Teaching diabetic patients to

“If only I’d known about proper foot care I’d probably still have both legs,” says amputee and diabetic Jim Letourneau, a patient at St. Joseph Health Care London’s Parkwood Hospital. While taking care of your feet may seem too simple a solution for preventing amputation, this claim is supported by the American Diabetes Association (ADA) that estimates 50 per cent of all diabetic amputations could be prevented with proper foot care education.

When Jim noticed the infection on his foot, his physician told him to go to the hospital for treatment and take a month off work to allow his foot to heal. But Jim, admittedly stubborn, tried to treat the infection at home so he wouldn’t lose work time. The infection went from bad to worse, and ended in amputation.

Suspecting that many diabetics don’t receive foot care education, nurse clinician Kyle Goettl conducted a year-long study with newly-admitted diabetic amputee patients. His findings, published in Wound Care Canada, echoed the ADA claim by revealing that almost half of these patients had never received information about looking after their feet.

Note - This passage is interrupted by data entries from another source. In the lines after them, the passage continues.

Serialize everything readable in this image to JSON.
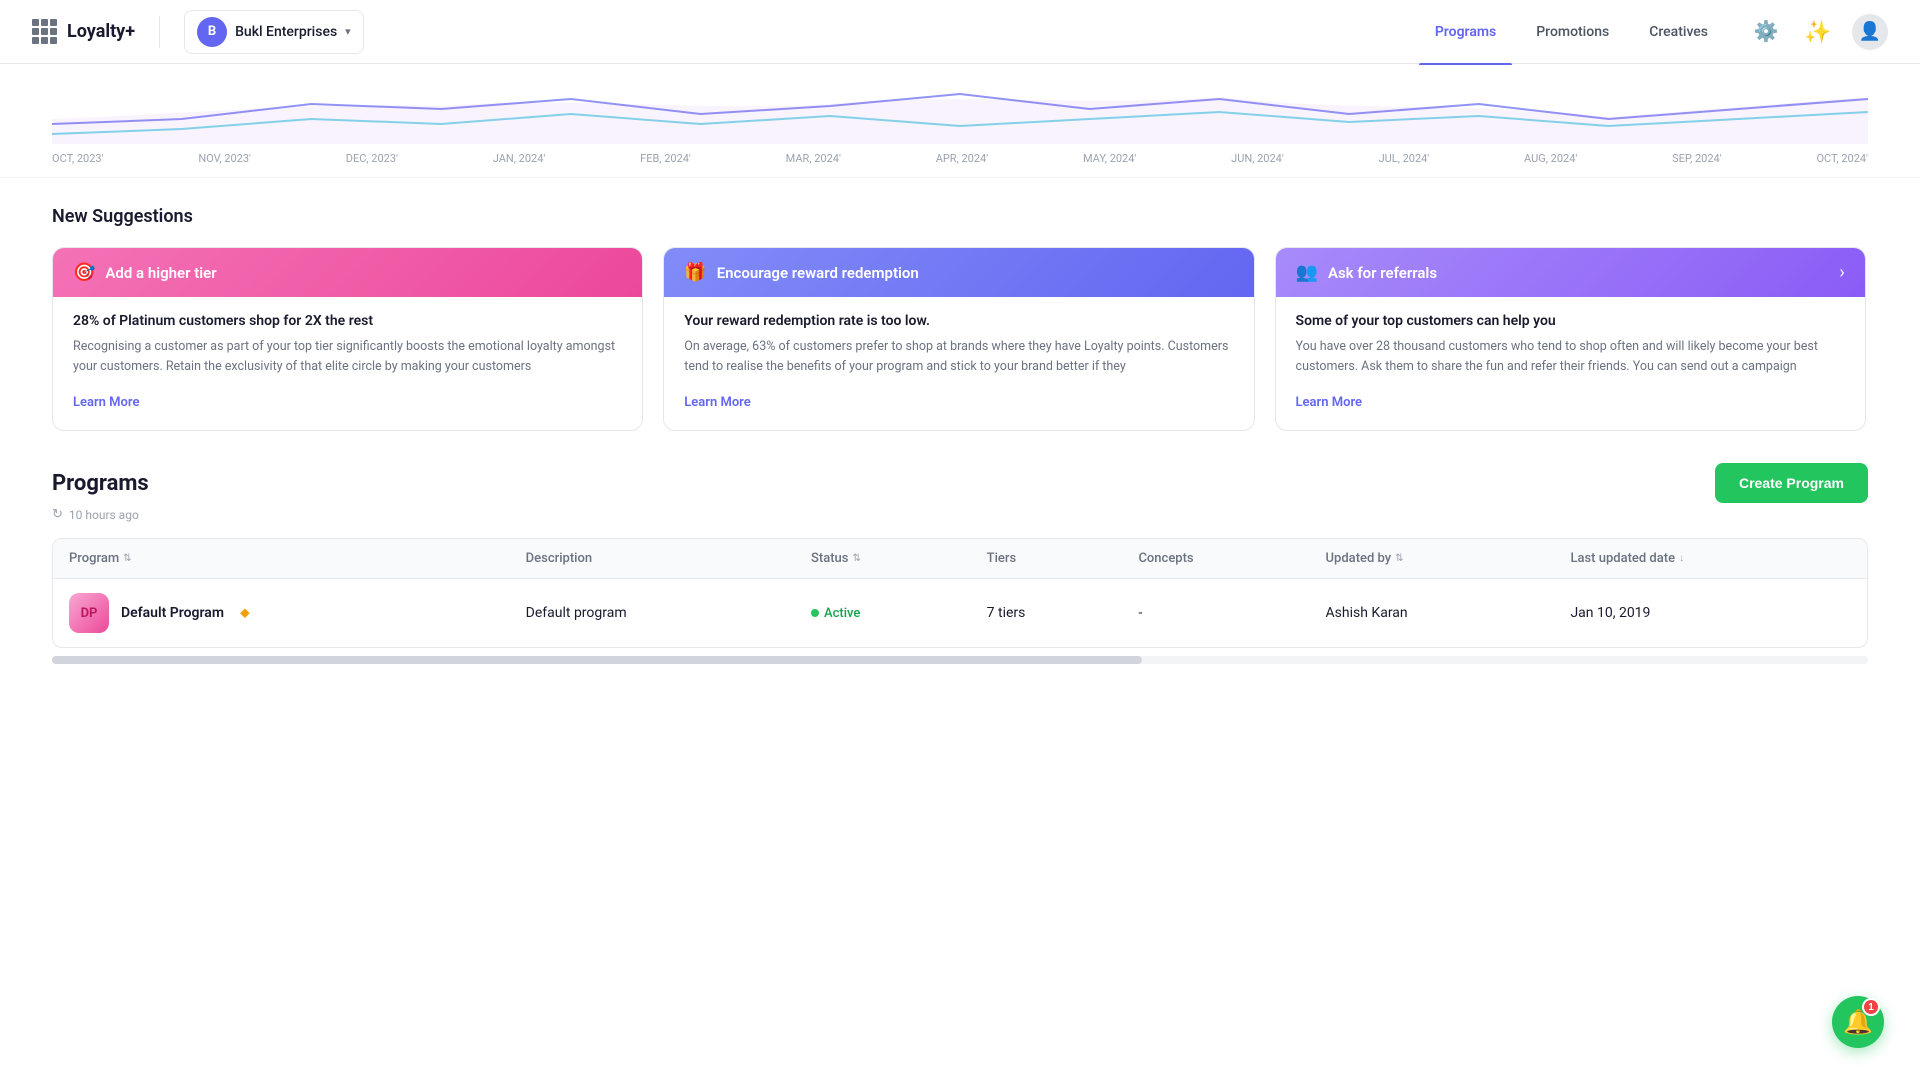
{
  "app": {
    "name": "Loyalty+",
    "company": {
      "initial": "B",
      "name": "Bukl Enterprises"
    }
  },
  "nav": {
    "links": [
      {
        "id": "programs",
        "label": "Programs",
        "active": true
      },
      {
        "id": "promotions",
        "label": "Promotions",
        "active": false
      },
      {
        "id": "creatives",
        "label": "Creatives",
        "active": false
      }
    ]
  },
  "chart": {
    "labels": [
      "OCT, 2023'",
      "NOV, 2023'",
      "DEC, 2023'",
      "JAN, 2024'",
      "FEB, 2024'",
      "MAR, 2024'",
      "APR, 2024'",
      "MAY, 2024'",
      "JUN, 2024'",
      "JUL, 2024'",
      "AUG, 2024'",
      "SEP, 2024'",
      "OCT, 2024'"
    ]
  },
  "suggestions": {
    "section_title": "New Suggestions",
    "cards": [
      {
        "id": "card1",
        "header_style": "pink",
        "icon": "🎯",
        "title": "Add a higher tier",
        "highlight": "28% of Platinum customers shop for 2X the rest",
        "text": "Recognising a customer as part of your top tier significantly boosts the emotional loyalty amongst your customers. Retain the exclusivity of that elite circle by making your customers",
        "learn_more": "Learn More"
      },
      {
        "id": "card2",
        "header_style": "blue",
        "icon": "🎁",
        "title": "Encourage reward redemption",
        "highlight": "Your reward redemption rate is too low.",
        "text": "On average, 63% of customers prefer to shop at brands where they have Loyalty points. Customers tend to realise the benefits of your program and stick to your brand better if they",
        "learn_more": "Learn More"
      },
      {
        "id": "card3",
        "header_style": "purple",
        "icon": "👥",
        "title": "Ask for referrals",
        "highlight": "Some of your top customers can help you",
        "text": "You have over 28 thousand customers who tend to shop often and will likely become your best customers. Ask them to share the fun and refer their friends. You can send out a campaign",
        "learn_more": "Learn More"
      }
    ]
  },
  "programs": {
    "section_title": "Programs",
    "last_updated": "10 hours ago",
    "create_button": "Create Program",
    "table": {
      "columns": [
        {
          "id": "program",
          "label": "Program",
          "sortable": true
        },
        {
          "id": "description",
          "label": "Description",
          "sortable": false
        },
        {
          "id": "status",
          "label": "Status",
          "sortable": true
        },
        {
          "id": "tiers",
          "label": "Tiers",
          "sortable": false
        },
        {
          "id": "concepts",
          "label": "Concepts",
          "sortable": false
        },
        {
          "id": "updated_by",
          "label": "Updated by",
          "sortable": true
        },
        {
          "id": "last_updated_date",
          "label": "Last updated date",
          "sortable": true
        }
      ],
      "rows": [
        {
          "id": "row1",
          "avatar_text": "DP",
          "name": "Default Program",
          "is_default": true,
          "description": "Default program",
          "status": "Active",
          "tiers": "7 tiers",
          "concepts": "-",
          "updated_by": "Ashish Karan",
          "last_updated_date": "Jan 10, 2019"
        }
      ]
    }
  },
  "notifications": {
    "count": "1"
  }
}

Kyle and his colleagues rectified this situation by partnering with companies that supply foot care products and prosthetics to create a foot care bag. This bag contains lotions and creams, pamphlets, a thermometer to test water temperature, and a telescopic mirror to help patients check the bottom of their feet and amputation site(s) for wounds.

Many diabetics lose the protective sensation—the sense of feeling—in their hands and feet. Unless they see a cut or sore they don’t know there’s anything wrong. “By checking their feet at least once a day, people living with diabetes can notice skin problems early, take the appropriate action and thereby reduce the odds of requiring an amputation,” says Kyle. “In this particular case we are trying to prevent a second lower limb amputation which unfortunately occurs 50 per cent of the time within about three years of the first.”

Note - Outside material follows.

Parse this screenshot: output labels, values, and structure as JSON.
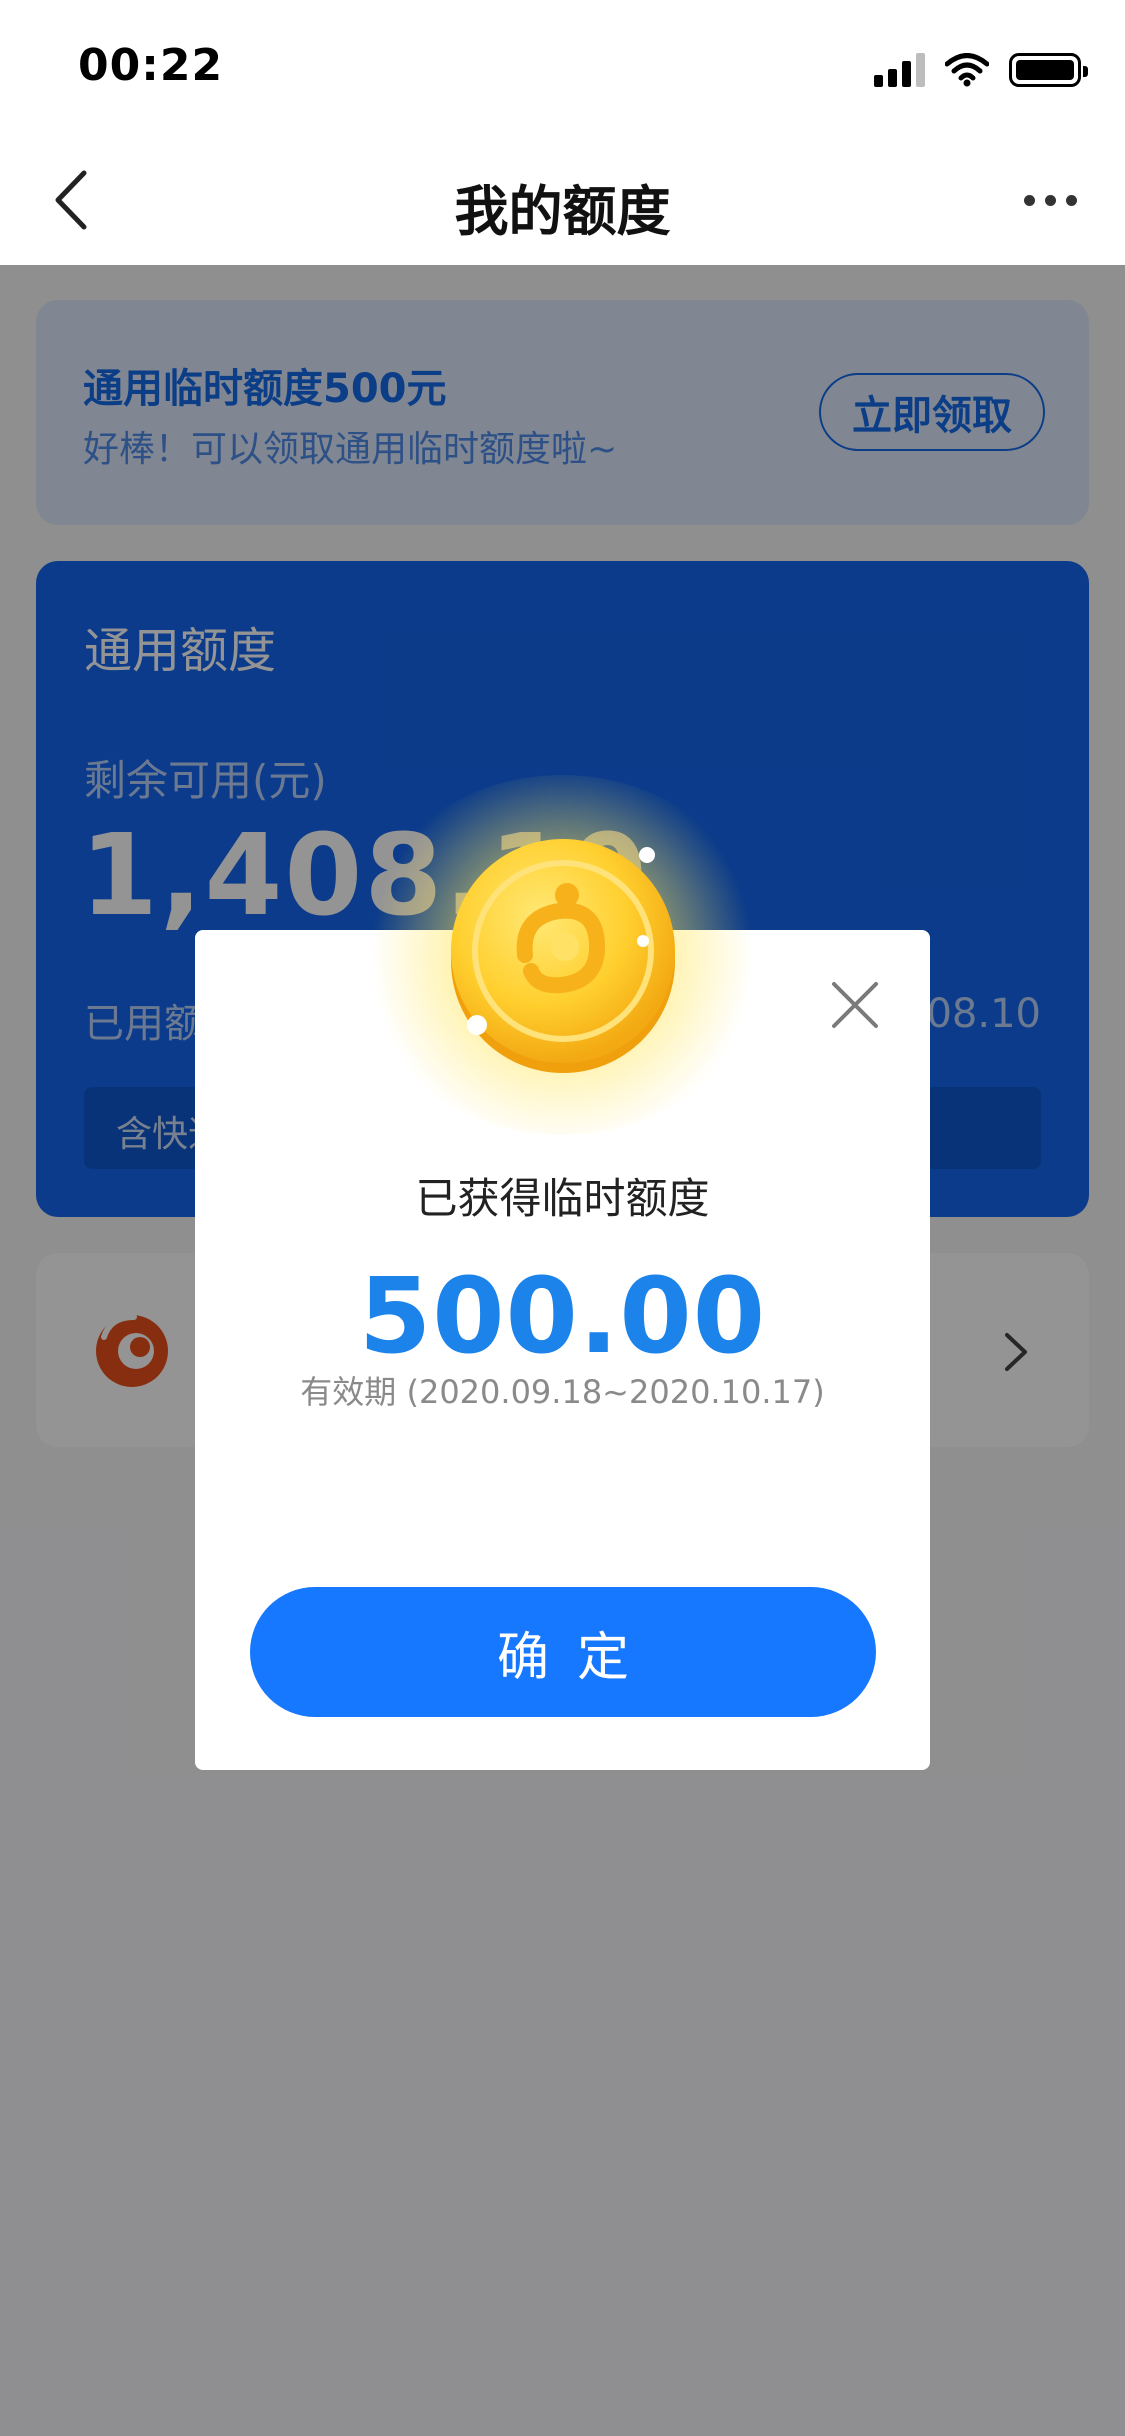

Amputee patients now receive the foot care bag when they’re admitted to Parkwood, and learn to check their feet and amputation site(s) daily. Patients stay in the amputee rehab program an average of three weeks, so by the time they’re discharged the habit of checking daily for wounds is firmly ingrained. “The foot care bag is fantastic,” says Jim, the first patient to receive the foot care bag. “No one ever told me about proper foot care before.” The amputee rehab team is hoping that by educating amputees and providing them with the foot care bag, they will have fewer repeat amputee patients.

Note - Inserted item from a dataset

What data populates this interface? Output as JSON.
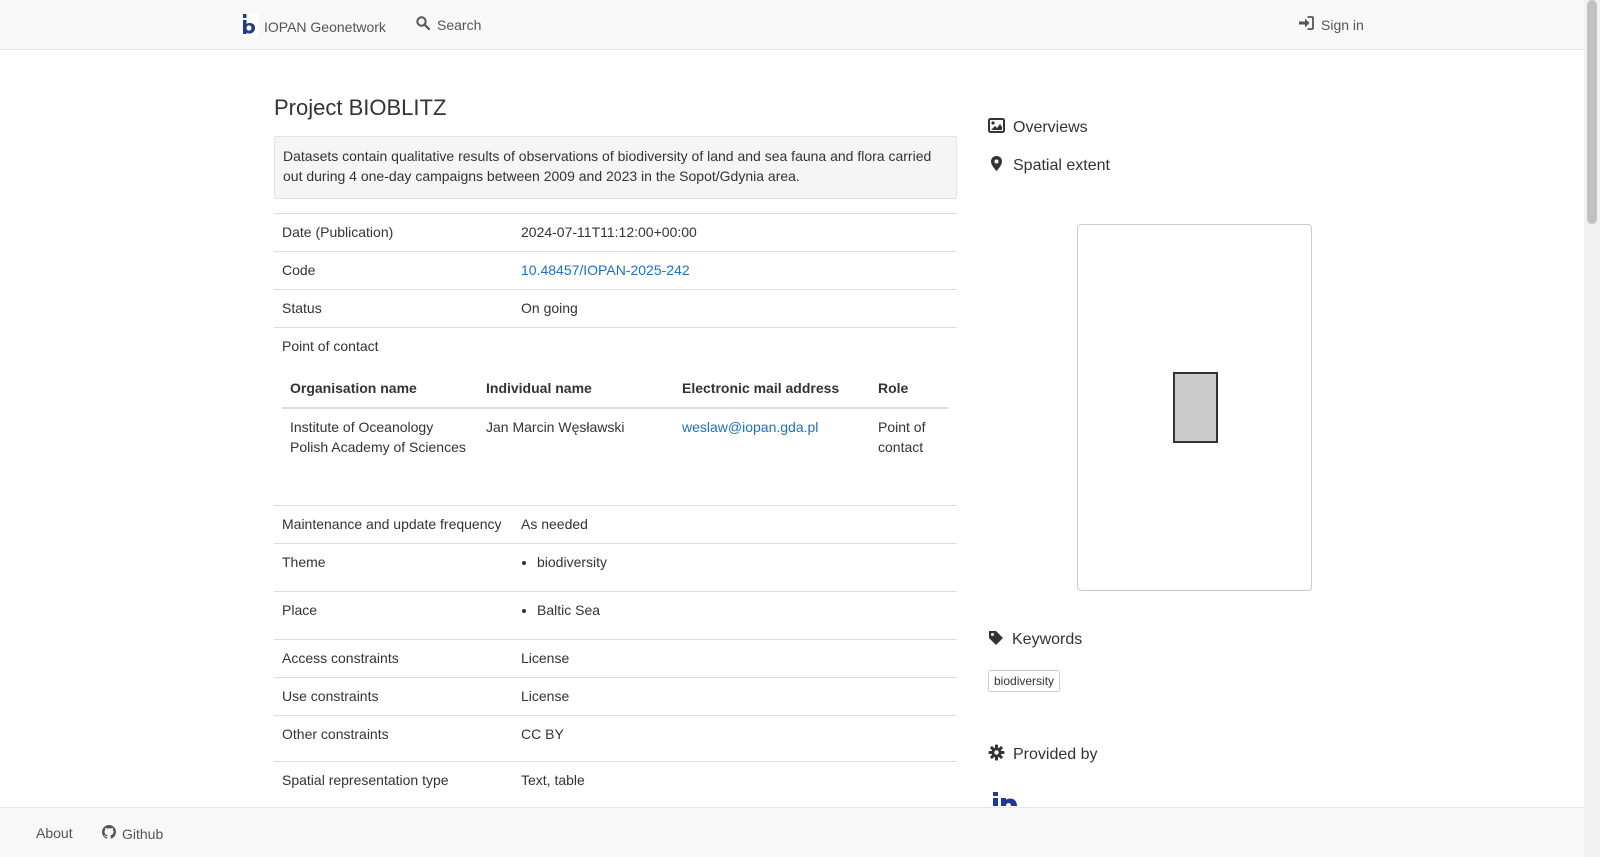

Kyle Goettl has also created a video, funded by the chronic wound and skin health team, to educate newly diagnosed diabetics about the importance of proper foot-care practices. If you’re interested in obtaining a copy of this video please call 519-685-4292, ext. 42542.